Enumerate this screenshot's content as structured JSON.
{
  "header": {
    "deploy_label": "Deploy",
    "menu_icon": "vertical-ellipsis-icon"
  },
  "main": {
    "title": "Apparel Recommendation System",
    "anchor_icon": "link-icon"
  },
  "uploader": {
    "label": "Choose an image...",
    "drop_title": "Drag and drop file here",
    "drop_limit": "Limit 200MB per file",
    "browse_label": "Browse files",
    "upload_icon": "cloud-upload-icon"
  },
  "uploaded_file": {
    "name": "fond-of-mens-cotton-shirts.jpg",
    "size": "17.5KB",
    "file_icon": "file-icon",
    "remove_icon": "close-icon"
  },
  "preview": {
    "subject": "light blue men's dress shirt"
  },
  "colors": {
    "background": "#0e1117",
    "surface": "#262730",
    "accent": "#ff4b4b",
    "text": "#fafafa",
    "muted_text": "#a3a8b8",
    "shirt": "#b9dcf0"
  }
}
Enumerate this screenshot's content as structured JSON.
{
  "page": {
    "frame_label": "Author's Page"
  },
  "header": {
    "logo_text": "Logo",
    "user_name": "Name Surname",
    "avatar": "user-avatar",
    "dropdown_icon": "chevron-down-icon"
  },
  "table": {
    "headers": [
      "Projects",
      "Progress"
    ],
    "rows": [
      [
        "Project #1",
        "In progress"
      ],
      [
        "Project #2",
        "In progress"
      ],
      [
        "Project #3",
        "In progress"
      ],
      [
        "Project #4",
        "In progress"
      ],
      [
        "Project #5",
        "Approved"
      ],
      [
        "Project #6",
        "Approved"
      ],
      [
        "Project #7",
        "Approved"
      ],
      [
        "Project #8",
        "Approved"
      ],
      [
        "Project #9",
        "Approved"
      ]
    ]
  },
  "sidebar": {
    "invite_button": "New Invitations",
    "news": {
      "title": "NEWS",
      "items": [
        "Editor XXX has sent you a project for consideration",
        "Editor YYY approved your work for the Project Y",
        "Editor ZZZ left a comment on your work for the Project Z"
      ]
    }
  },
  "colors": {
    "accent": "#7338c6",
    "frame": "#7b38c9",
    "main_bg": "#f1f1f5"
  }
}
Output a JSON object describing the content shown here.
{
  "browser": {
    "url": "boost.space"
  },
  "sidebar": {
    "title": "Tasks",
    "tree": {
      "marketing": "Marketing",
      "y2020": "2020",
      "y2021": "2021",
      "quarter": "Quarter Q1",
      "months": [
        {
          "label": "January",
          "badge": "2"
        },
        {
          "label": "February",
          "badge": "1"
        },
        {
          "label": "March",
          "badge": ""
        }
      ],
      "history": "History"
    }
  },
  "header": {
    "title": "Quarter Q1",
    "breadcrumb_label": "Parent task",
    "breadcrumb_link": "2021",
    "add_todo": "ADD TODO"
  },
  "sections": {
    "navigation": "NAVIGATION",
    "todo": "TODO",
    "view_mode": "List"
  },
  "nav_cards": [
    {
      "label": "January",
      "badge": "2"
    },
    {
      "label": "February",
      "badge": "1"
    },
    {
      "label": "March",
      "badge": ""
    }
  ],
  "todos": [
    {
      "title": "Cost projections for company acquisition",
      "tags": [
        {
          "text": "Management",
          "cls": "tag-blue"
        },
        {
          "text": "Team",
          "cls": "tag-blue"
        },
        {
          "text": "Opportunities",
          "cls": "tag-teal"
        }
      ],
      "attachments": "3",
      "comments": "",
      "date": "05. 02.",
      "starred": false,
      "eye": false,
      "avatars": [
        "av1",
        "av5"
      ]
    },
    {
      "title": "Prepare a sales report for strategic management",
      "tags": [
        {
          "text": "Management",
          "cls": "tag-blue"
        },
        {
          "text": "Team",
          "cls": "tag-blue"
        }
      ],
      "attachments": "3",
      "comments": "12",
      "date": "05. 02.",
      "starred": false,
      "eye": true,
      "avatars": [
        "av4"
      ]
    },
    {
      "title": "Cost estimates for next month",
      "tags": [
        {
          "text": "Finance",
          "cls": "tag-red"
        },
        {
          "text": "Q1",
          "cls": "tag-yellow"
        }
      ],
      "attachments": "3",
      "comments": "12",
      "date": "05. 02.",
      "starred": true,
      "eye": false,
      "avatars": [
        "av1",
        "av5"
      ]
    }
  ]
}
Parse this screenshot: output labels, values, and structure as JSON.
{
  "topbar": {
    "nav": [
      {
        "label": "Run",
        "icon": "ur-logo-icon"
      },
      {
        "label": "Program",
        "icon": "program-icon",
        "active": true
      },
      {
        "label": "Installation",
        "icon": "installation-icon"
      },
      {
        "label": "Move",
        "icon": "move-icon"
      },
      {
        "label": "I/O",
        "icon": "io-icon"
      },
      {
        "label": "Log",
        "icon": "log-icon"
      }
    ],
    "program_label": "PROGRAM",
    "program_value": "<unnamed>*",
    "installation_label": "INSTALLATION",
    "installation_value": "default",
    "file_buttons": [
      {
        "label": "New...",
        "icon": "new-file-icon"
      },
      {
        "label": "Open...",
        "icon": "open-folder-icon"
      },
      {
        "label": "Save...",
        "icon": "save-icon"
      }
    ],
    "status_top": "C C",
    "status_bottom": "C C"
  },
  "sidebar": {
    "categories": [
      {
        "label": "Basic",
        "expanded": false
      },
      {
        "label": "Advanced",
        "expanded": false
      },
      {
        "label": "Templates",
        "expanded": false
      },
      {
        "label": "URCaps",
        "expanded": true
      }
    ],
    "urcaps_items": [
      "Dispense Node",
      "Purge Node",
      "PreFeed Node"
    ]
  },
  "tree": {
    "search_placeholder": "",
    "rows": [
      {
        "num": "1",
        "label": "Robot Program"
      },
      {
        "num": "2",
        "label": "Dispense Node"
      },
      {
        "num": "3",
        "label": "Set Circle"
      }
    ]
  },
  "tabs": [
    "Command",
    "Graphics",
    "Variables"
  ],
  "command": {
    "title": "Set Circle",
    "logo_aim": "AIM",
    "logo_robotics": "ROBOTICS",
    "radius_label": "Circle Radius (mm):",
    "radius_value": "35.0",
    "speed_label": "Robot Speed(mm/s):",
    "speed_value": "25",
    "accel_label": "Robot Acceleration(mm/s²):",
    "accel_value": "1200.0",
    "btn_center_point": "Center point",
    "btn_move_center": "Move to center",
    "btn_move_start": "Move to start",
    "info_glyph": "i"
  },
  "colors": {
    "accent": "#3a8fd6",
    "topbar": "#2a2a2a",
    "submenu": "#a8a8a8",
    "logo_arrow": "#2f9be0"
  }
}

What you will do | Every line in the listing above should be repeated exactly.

Response box |
Enumerate this screenshot's content as structured JSON.
{
  "header": {
    "deploy_label": "Deploy",
    "menu_icon": "vertical-ellipsis-icon"
  },
  "main": {
    "title": "Apparel Recommendation System",
    "anchor_icon": "link-icon"
  },
  "uploader": {
    "label": "Choose an image...",
    "drop_title": "Drag and drop file here",
    "drop_limit": "Limit 200MB per file",
    "browse_label": "Browse files",
    "upload_icon": "cloud-upload-icon"
  },
  "uploaded_file": {
    "name": "fond-of-mens-cotton-shirts.jpg",
    "size": "17.5KB",
    "file_icon": "file-icon",
    "remove_icon": "close-icon"
  },
  "preview": {
    "subject": "light blue men's dress shirt"
  },
  "colors": {
    "background": "#0e1117",
    "surface": "#262730",
    "accent": "#ff4b4b",
    "text": "#fafafa",
    "muted_text": "#a3a8b8",
    "shirt": "#b9dcf0"
  }
}
Enumerate this screenshot's content as structured JSON.
{
  "page": {
    "frame_label": "Author's Page"
  },
  "header": {
    "logo_text": "Logo",
    "user_name": "Name Surname",
    "avatar": "user-avatar",
    "dropdown_icon": "chevron-down-icon"
  },
  "table": {
    "headers": [
      "Projects",
      "Progress"
    ],
    "rows": [
      [
        "Project #1",
        "In progress"
      ],
      [
        "Project #2",
        "In progress"
      ],
      [
        "Project #3",
        "In progress"
      ],
      [
        "Project #4",
        "In progress"
      ],
      [
        "Project #5",
        "Approved"
      ],
      [
        "Project #6",
        "Approved"
      ],
      [
        "Project #7",
        "Approved"
      ],
      [
        "Project #8",
        "Approved"
      ],
      [
        "Project #9",
        "Approved"
      ]
    ]
  },
  "sidebar": {
    "invite_button": "New Invitations",
    "news": {
      "title": "NEWS",
      "items": [
        "Editor XXX has sent you a project for consideration",
        "Editor YYY approved your work for the Project Y",
        "Editor ZZZ left a comment on your work for the Project Z"
      ]
    }
  },
  "colors": {
    "accent": "#7338c6",
    "frame": "#7b38c9",
    "main_bg": "#f1f1f5"
  }
}
Output a JSON object describing the content shown here.
{
  "browser": {
    "url": "boost.space"
  },
  "sidebar": {
    "title": "Tasks",
    "tree": {
      "marketing": "Marketing",
      "y2020": "2020",
      "y2021": "2021",
      "quarter": "Quarter Q1",
      "months": [
        {
          "label": "January",
          "badge": "2"
        },
        {
          "label": "February",
          "badge": "1"
        },
        {
          "label": "March",
          "badge": ""
        }
      ],
      "history": "History"
    }
  },
  "header": {
    "title": "Quarter Q1",
    "breadcrumb_label": "Parent task",
    "breadcrumb_link": "2021",
    "add_todo": "ADD TODO"
  },
  "sections": {
    "navigation": "NAVIGATION",
    "todo": "TODO",
    "view_mode": "List"
  },
  "nav_cards": [
    {
      "label": "January",
      "badge": "2"
    },
    {
      "label": "February",
      "badge": "1"
    },
    {
      "label": "March",
      "badge": ""
    }
  ],
  "todos": [
    {
      "title": "Cost projections for company acquisition",
      "tags": [
        {
          "text": "Management",
          "cls": "tag-blue"
        },
        {
          "text": "Team",
          "cls": "tag-blue"
        },
        {
          "text": "Opportunities",
          "cls": "tag-teal"
        }
      ],
      "attachments": "3",
      "comments": "",
      "date": "05. 02.",
      "starred": false,
      "eye": false,
      "avatars": [
        "av1",
        "av5"
      ]
    },
    {
      "title": "Prepare a sales report for strategic management",
      "tags": [
        {
          "text": "Management",
          "cls": "tag-blue"
        },
        {
          "text": "Team",
          "cls": "tag-blue"
        }
      ],
      "attachments": "3",
      "comments": "12",
      "date": "05. 02.",
      "starred": false,
      "eye": true,
      "avatars": [
        "av4"
      ]
    },
    {
      "title": "Cost estimates for next month",
      "tags": [
        {
          "text": "Finance",
          "cls": "tag-red"
        },
        {
          "text": "Q1",
          "cls": "tag-yellow"
        }
      ],
      "attachments": "3",
      "comments": "12",
      "date": "05. 02.",
      "starred": true,
      "eye": false,
      "avatars": [
        "av1",
        "av5"
      ]
    }
  ]
}
Parse this screenshot: output labels, values, and structure as JSON.
{
  "topbar": {
    "nav": [
      {
        "label": "Run",
        "icon": "ur-logo-icon"
      },
      {
        "label": "Program",
        "icon": "program-icon",
        "active": true
      },
      {
        "label": "Installation",
        "icon": "installation-icon"
      },
      {
        "label": "Move",
        "icon": "move-icon"
      },
      {
        "label": "I/O",
        "icon": "io-icon"
      },
      {
        "label": "Log",
        "icon": "log-icon"
      }
    ],
    "program_label": "PROGRAM",
    "program_value": "<unnamed>*",
    "installation_label": "INSTALLATION",
    "installation_value": "default",
    "file_buttons": [
      {
        "label": "New...",
        "icon": "new-file-icon"
      },
      {
        "label": "Open...",
        "icon": "open-folder-icon"
      },
      {
        "label": "Save...",
        "icon": "save-icon"
      }
    ],
    "status_top": "C C",
    "status_bottom": "C C"
  },
  "sidebar": {
    "categories": [
      {
        "label": "Basic",
        "expanded": false
      },
      {
        "label": "Advanced",
        "expanded": false
      },
      {
        "label": "Templates",
        "expanded": false
      },
      {
        "label": "URCaps",
        "expanded": true
      }
    ],
    "urcaps_items": [
      "Dispense Node",
      "Purge Node",
      "PreFeed Node"
    ]
  },
  "tree": {
    "search_placeholder": "",
    "rows": [
      {
        "num": "1",
        "label": "Robot Program"
      },
      {
        "num": "2",
        "label": "Dispense Node"
      },
      {
        "num": "3",
        "label": "Set Circle"
      }
    ]
  },
  "tabs": [
    "Command",
    "Graphics",
    "Variables"
  ],
  "command": {
    "title": "Set Circle",
    "logo_aim": "AIM",
    "logo_robotics": "ROBOTICS",
    "radius_label": "Circle Radius (mm):",
    "radius_value": "35.0",
    "speed_label": "Robot Speed(mm/s):",
    "speed_value": "25",
    "accel_label": "Robot Acceleration(mm/s²):",
    "accel_value": "1200.0",
    "btn_center_point": "Center point",
    "btn_move_center": "Move to center",
    "btn_move_start": "Move to start",
    "info_glyph": "i"
  },
  "colors": {
    "accent": "#3a8fd6",
    "topbar": "#2a2a2a",
    "submenu": "#a8a8a8",
    "logo_arrow": "#2f9be0"
  }
}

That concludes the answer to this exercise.